  • Pinch or chopped fresh parsley, optional but a nice touch


  • 1 large mixing bowl
  • Grater
  • Wooden spoon
  • Chopping board, sharp knife for prep


  • Slice the cabbage length ways as finely as you can.
  • Peel and grate the carrot.
  • Slice the onion as finely as possible.
  • Add the vegetables to the mixing bowl.
  • Now add the mayonnaise and stir well.
  • Add a splash of milk and stir well to loosen up the coleslaw, add more if necessary.
  • Add the parsley and pepper to taste.
  • Refrigerate in a suitable container, serve when ready.

Your delicious homemade coleslaw is ready, and goes great as a side to many dishes as mentioned above, also give it a try with pizza, enjoy.

Blue Cheese Dressing

A delicious dressing or dip, blue cheese dressing is great with southern fried chicken and Buffalo wings as well as many other dishes.
You will need


  • Mixing bowl
  • Wooden spoon


  • 1 cup mayonnaise, low fat is fine
  • 1 cup sour cream
  • 6 ozs blue cheese
  • 1 tbsp white wine vinegar
  • Pinch pepper
  • 2 tsp Worcestershire sauce
  • 1 half tsp garlic powder


  • If you wish to make your own sour cream, simply squeeze the juice of half a lemon into 1 cup of double cream, stir and allow to stand for a minute to sour and thicken.
  • Mix all of the ingredients together in the bowl, bar the cheese.
  • Crumble the cheese into the mix and stir well.

Your blue cheese dressing is ready, enjoy.

5 Best Tapas in Spain

Spanish tapas

Tapas is one of my very favorite things about Spain. Who doesn’t love trying a few bites of everything? With tapas, I can both snack throughout the day and try many different dishes in one sitting. It’s ideal.

My favorite tapas bars in Barcelona allow you to go up to the case or the buffet, depending, and point at or pick up your dishes of choice. Some places charge different prices per item (usually just a couple of euro) while others have you hold on to the toothpicks that come stuck in the tapas. Either way, pair your items of choice with a beer or sparkling wine. Even though it’s not really authentic, I always opt for red sangria—sometimes it’s cool (and delicious) to be a bit touristy.

Here’s a look at some of my favorite tapas to indulge in when I’m in Spain.

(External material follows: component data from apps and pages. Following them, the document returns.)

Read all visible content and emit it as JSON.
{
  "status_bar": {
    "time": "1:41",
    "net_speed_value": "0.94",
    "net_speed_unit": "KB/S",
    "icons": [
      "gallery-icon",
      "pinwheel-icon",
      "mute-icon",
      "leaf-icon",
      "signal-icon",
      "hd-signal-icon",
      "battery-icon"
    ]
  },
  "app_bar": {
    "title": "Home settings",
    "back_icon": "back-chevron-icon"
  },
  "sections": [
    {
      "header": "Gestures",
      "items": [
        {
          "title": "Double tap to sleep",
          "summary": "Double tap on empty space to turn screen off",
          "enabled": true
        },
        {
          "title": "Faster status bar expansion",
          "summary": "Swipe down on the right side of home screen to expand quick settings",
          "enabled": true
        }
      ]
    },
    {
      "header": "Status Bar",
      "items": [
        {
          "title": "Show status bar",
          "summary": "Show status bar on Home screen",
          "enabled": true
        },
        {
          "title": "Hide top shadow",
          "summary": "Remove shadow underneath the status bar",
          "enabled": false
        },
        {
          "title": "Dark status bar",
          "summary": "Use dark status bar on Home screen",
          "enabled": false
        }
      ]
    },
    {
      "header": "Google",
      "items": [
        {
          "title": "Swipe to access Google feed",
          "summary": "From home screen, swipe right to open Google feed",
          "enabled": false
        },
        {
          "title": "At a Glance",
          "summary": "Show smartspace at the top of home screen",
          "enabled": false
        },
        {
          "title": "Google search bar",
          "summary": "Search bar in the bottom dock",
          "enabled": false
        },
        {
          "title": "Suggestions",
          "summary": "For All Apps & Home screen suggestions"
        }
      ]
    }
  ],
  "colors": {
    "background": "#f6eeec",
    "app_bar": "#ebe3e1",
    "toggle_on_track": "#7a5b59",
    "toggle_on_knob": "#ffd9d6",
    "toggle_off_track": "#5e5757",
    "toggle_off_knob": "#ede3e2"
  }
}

Patatas bravas
Any way you look at it and in any culture, fried potatoes are pretty great. Patatas bravas are small pieces of potato served fired with bravas sauce. The sauce usually includes a tangy tomato style sauce with a bit of a kick alongside a mayonnaise-based cream sauce.

Pan con tomate
Pan con tomate is one of the simplest dishes on the planet, and that’s what makes it so good. It’s just excellent flavors from fresh ingredients. It’s toasted bread which is rubbed with a garlic clove and then a special kind of tomato, which essentially disintegrates over the crusty bread. Topped with some excellent olive oil and sea salt, it’s perfection.

La bomba
Quite literally “the bomb,” la bomba is a croquette made of potato and ground beef. It’s topped with delicious bravas sauce. Crispy on the outside and creamy on the inside, la bomba is one of my very favorite tapas. It’s so filling, you really don’t need more than one la bomba alongside a couple of other tapas choices.

Cured jamon is available all over Spain. Jamon Serrano and the rarer Jamon Iberico, which come from special pigs, are two of the many reasons why I love Spain. All freshly sliced to order (and often served with cheese), this is some of the best ham in the world.

Spain has its own type of tiny chorizo sausages. With a little bit of a kick and served in olive oil, these are a must-eat on any trip to Spain.